On Wednesday, December 18, 2013, twelve Kansas City Public School teachers gathered in a classroom at Webster University for the last time as the first cohort to complete the certification program in Teaching English to Speakers of Other Languages (ESOL) funded by a National Professional Development grant from the U.S. Department of Education. Cohort 1, as they came to be known, began the classes leading to ESOL certification in August 2012.
Refreshments, certificates, and applause awaited these twelve who for the last sixteen months left their classrooms in the district one to two nights a week to meet at Webster University’s Kansas City campus to study topics such as language acquisition theories, curriculum development for second language classrooms, principles and practices of assessing English learners, and effective instructional methods.
Dr. Gayle Bradshaw, Coordinator for the Education Program at Webster’s Kansas City campus, kicked off the evening by congratulating the participants and introducing Webster’s new Regional Director Dr. Cass Butler.
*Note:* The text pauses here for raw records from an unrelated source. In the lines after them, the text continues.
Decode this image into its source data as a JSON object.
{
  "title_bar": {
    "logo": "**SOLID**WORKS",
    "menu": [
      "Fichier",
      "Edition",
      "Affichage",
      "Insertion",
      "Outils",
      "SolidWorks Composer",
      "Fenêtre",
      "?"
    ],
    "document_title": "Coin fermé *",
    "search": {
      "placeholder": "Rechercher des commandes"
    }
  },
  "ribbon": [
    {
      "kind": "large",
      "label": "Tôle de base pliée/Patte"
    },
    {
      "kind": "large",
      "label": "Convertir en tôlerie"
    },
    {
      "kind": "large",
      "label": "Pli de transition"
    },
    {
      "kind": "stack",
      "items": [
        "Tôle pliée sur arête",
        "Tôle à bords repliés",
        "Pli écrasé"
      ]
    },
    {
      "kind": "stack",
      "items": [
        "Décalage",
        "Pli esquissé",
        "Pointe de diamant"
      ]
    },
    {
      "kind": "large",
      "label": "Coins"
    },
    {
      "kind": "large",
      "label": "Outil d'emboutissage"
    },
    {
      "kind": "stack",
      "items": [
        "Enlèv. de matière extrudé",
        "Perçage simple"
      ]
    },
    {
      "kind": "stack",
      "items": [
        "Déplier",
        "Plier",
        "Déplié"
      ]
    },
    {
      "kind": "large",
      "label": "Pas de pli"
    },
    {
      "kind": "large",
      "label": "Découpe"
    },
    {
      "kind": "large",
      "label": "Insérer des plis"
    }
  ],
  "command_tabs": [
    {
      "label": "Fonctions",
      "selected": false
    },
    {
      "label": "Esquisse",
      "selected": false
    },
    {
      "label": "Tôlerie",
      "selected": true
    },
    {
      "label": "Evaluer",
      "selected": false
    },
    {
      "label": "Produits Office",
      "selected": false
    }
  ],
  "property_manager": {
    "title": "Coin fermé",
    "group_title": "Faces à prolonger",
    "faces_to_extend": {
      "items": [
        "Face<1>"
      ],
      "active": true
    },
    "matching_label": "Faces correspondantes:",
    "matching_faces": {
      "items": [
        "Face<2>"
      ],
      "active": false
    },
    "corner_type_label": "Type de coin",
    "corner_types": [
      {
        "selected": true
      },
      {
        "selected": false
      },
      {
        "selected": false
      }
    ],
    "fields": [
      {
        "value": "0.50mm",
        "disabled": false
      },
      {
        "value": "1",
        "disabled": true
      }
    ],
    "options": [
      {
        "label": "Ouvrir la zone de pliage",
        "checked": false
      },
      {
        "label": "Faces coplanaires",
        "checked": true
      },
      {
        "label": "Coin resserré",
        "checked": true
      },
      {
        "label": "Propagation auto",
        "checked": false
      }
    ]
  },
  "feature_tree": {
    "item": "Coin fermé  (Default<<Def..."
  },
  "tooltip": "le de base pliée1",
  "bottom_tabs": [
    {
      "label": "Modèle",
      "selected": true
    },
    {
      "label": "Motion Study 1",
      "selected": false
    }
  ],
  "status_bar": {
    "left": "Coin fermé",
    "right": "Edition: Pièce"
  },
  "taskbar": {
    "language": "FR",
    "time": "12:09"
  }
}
Dr. Butler and Allyson Hile, Director of Language Services for Kansas City Public Schools, also praised their hard work. Then the participants were given the floor to talk about their experience in the program, how it has affected their students, and advice they have for future cohorts.
Several spoke about the camaraderie that had developed within the cohort. Dr. Larry Weible, teacher at East High School, shared about this aspect of his experience and the broad application of his Webster studies. “The competitive team work atmosphere that quickly developed in our cohort was instrumental in expanding our knowledge beyond the TESL curriculum…The TESL experience was more than a certification program for English language learners; the knowledge gained is applicable to all learners in every classroom in any school setting,” Dr. Weible shared after the event.
Ali Johnston-Hull, Instructional Coach at J.A. Rogers Elementary School, also commented on how the coursework had a broader application than she had anticipated. “I have been able to help teachers throughout the building strengthen their instructional delivery through strategies and application of strategies to help all learners, not just English learners,” she said. “I think every teacher needs this training,” another participant added.
The KCPS teachers who make up Cohort 1 teach in schools with the highest English learner (EL) populations in the district such as Whittier Elementary, J.A. Rogers, and East High School. Rosalind O’Hora, a classroom teacher at Whittier, shared that before she began the program at Webster, she felt ill-equipped to meet the needs of the English learners in her classroom because they struggled to communicate in English and were unable to verbalize their needs. However, she stated that the curriculum of the certificate program has taught her to better understand and anticipate their needs.
After each participant had the opportunity to speak, Dr. Bradshaw handed out the certificates of completion, and Dr. Alicia Miguel, an instructor for the program and Director of ESL for Kansas City, Kansas Public Schools, addressed the group. Dr. Miguel teaches the capstone course which Dr. Weible described as “a comprehensive practicum that requires detailed documentation of coursework application.”
In addition to providing tuition for the coursework, the grant provides participants with instructional tools such as iPads and quarterly training in engaging diverse families. It also equips paraprofessionals and principals to serve the district’s culturally and linguistically diverse population by providing training in protocol for delivering academic content in a way that is comprehensible for ELs.
Twenty-three more teachers have joined Webster’s grant-funded ESOL certificate program in Cohorts 2 and 3 in spring and fall of 2013, and sixteen more were chosen in December 2013 to participate as Cohort 4. These participants also represent schools with high EL populations including Trailwoods, Paige, Longfellow, Carver, Foreign Language Academy, Garfield, Gladstone, James, and Alta Vista.
Eleven of the twelve teachers in Cohort 1 will continue on to earn a Master’s degree in Teaching English as a Second Language at Webster University. Among pieces of advice they offered future participants was that the program is an “unbelievable opportunity worth every minute.” Another suggested, “Be ready to work. Be open to others, and be ready for immediate practice and application” – sound advice for the eighty-nine slated to follow in their steps through the end the five-year grant in 2017. Benefiting students, their families, teachers, and the district, the program truly is a win for all.